Dataset Start Marker
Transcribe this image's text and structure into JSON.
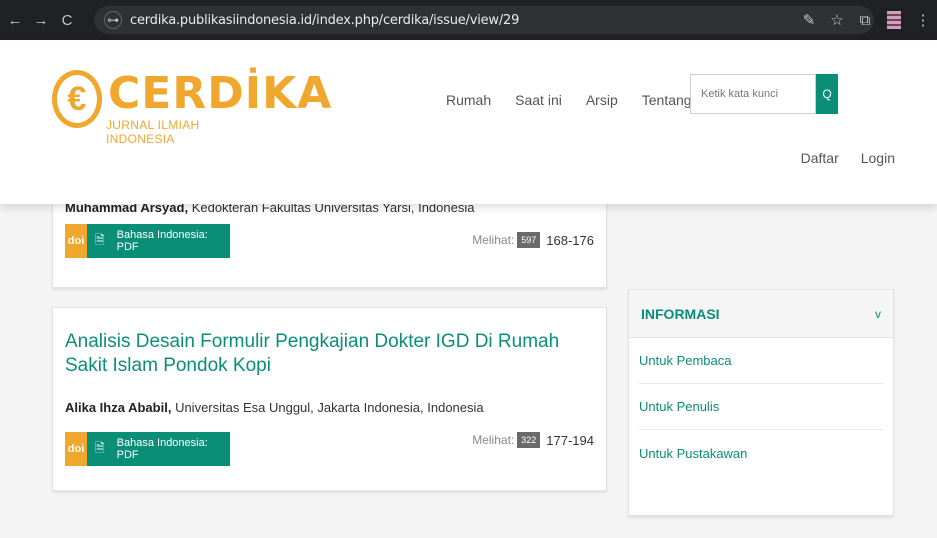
{
  "browser": {
    "url": "cerdika.publikasiindonesia.id/index.php/cerdika/issue/view/29",
    "back_glyph": "←",
    "forward_glyph": "→",
    "reload_glyph": "C",
    "site_info_glyph": "⊶",
    "translate_glyph": "✎",
    "bookmark_glyph": "☆",
    "extensions_glyph": "⧉",
    "menu_glyph": "⋮"
  },
  "header": {
    "logo_letter": "€",
    "logo_name": "CERDİKA",
    "logo_subtitle": "JURNAL ILMIAH INDONESIA",
    "menu": [
      "Rumah",
      "Saat ini",
      "Arsip",
      "Tentang ▾"
    ],
    "search_placeholder": "Ketik kata kunci",
    "search_glyph": "Q",
    "register_label": "Daftar",
    "login_label": "Login"
  },
  "articles": [
    {
      "author_name": "Muhammad Arsyad,",
      "affiliation": "Kedokteran Fakultas Universitas Yarsi, Indonesia",
      "doi_label": "doi",
      "galley_label": "Bahasa Indonesia: PDF",
      "views_label": "Melihat:",
      "views": "597",
      "pages": "168-176"
    },
    {
      "title": "Analisis Desain Formulir Pengkajian Dokter IGD Di Rumah Sakit Islam Pondok Kopi",
      "author_name": "Alika Ihza Ababil,",
      "affiliation": "Universitas Esa Unggul, Jakarta Indonesia, Indonesia",
      "doi_label": "doi",
      "galley_label": "Bahasa Indonesia: PDF",
      "views_label": "Melihat:",
      "views": "322",
      "pages": "177-194"
    }
  ],
  "sidebar": {
    "title": "INFORMASI",
    "chevron": "v",
    "links": [
      "Untuk Pembaca",
      "Untuk Penulis",
      "Untuk Pustakawan"
    ]
  },
  "colors": {
    "accent": "#0b8e78",
    "brand": "#f0a72e"
  }
}
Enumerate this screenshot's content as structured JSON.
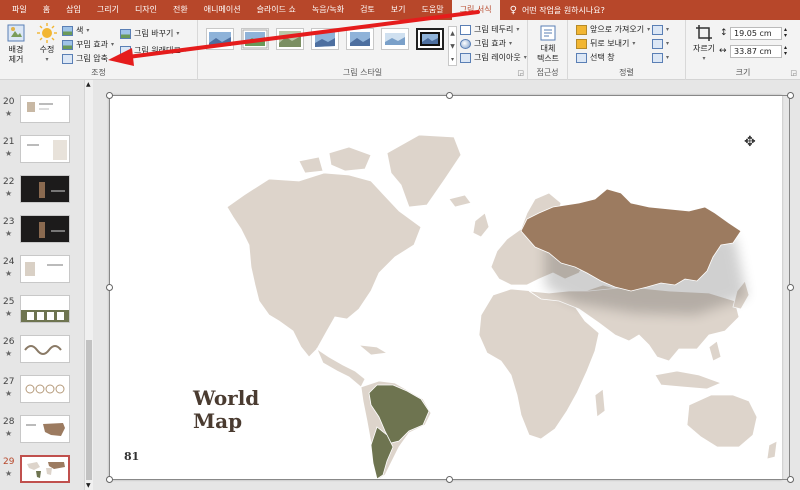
{
  "tabs": [
    "파일",
    "홈",
    "삽입",
    "그리기",
    "디자인",
    "전환",
    "애니메이션",
    "슬라이드 쇼",
    "녹음/녹화",
    "검토",
    "보기",
    "도움말",
    "그림 서식"
  ],
  "active_tab": "그림 서식",
  "tell_me": "어떤 작업을 원하시나요?",
  "adjust": {
    "remove_bg": "배경\n제거",
    "corrections": "수정",
    "color": "색",
    "artistic": "꾸밈 효과",
    "compress": "그림 압축",
    "change": "그림 바꾸기",
    "reset": "그림 원래대로",
    "label": "조정"
  },
  "styles": {
    "label": "그림 스타일",
    "border": "그림 테두리",
    "effects": "그림 효과",
    "layout": "그림 레이아웃"
  },
  "accessibility": {
    "alt_text": "대체\n텍스트",
    "label": "접근성"
  },
  "arrange": {
    "forward": "앞으로 가져오기",
    "backward": "뒤로 보내기",
    "pane": "선택 창",
    "label": "정렬"
  },
  "size": {
    "crop": "자르기",
    "height": "19.05 cm",
    "width": "33.87 cm",
    "label": "크기"
  },
  "thumbnails": [
    {
      "num": "20",
      "star": "★"
    },
    {
      "num": "21",
      "star": "★"
    },
    {
      "num": "22",
      "star": "★"
    },
    {
      "num": "23",
      "star": "★"
    },
    {
      "num": "24",
      "star": "★"
    },
    {
      "num": "25",
      "star": "★"
    },
    {
      "num": "26",
      "star": "★"
    },
    {
      "num": "27",
      "star": "★"
    },
    {
      "num": "28",
      "star": "★"
    },
    {
      "num": "29",
      "star": "★"
    }
  ],
  "slide": {
    "title_line1": "World",
    "title_line2": "Map",
    "page_number": "81"
  },
  "colors": {
    "ribbon_accent": "#b7472a",
    "land": "#ddd4cb",
    "russia": "#9c7b60",
    "brazil": "#6e7450",
    "arrow": "#e51c1c"
  }
}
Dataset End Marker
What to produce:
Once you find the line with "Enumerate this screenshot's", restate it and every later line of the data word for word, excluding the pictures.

Exercise answer:
Enumerate this screenshot's content as structured JSON.
{
  "tabs": [
    "파일",
    "홈",
    "삽입",
    "그리기",
    "디자인",
    "전환",
    "애니메이션",
    "슬라이드 쇼",
    "녹음/녹화",
    "검토",
    "보기",
    "도움말",
    "그림 서식"
  ],
  "active_tab": "그림 서식",
  "tell_me": "어떤 작업을 원하시나요?",
  "adjust": {
    "remove_bg": "배경\n제거",
    "corrections": "수정",
    "color": "색",
    "artistic": "꾸밈 효과",
    "compress": "그림 압축",
    "change": "그림 바꾸기",
    "reset": "그림 원래대로",
    "label": "조정"
  },
  "styles": {
    "label": "그림 스타일",
    "border": "그림 테두리",
    "effects": "그림 효과",
    "layout": "그림 레이아웃"
  },
  "accessibility": {
    "alt_text": "대체\n텍스트",
    "label": "접근성"
  },
  "arrange": {
    "forward": "앞으로 가져오기",
    "backward": "뒤로 보내기",
    "pane": "선택 창",
    "label": "정렬"
  },
  "size": {
    "crop": "자르기",
    "height": "19.05 cm",
    "width": "33.87 cm",
    "label": "크기"
  },
  "thumbnails": [
    {
      "num": "20",
      "star": "★"
    },
    {
      "num": "21",
      "star": "★"
    },
    {
      "num": "22",
      "star": "★"
    },
    {
      "num": "23",
      "star": "★"
    },
    {
      "num": "24",
      "star": "★"
    },
    {
      "num": "25",
      "star": "★"
    },
    {
      "num": "26",
      "star": "★"
    },
    {
      "num": "27",
      "star": "★"
    },
    {
      "num": "28",
      "star": "★"
    },
    {
      "num": "29",
      "star": "★"
    }
  ],
  "slide": {
    "title_line1": "World",
    "title_line2": "Map",
    "page_number": "81"
  },
  "colors": {
    "ribbon_accent": "#b7472a",
    "land": "#ddd4cb",
    "russia": "#9c7b60",
    "brazil": "#6e7450",
    "arrow": "#e51c1c"
  }
}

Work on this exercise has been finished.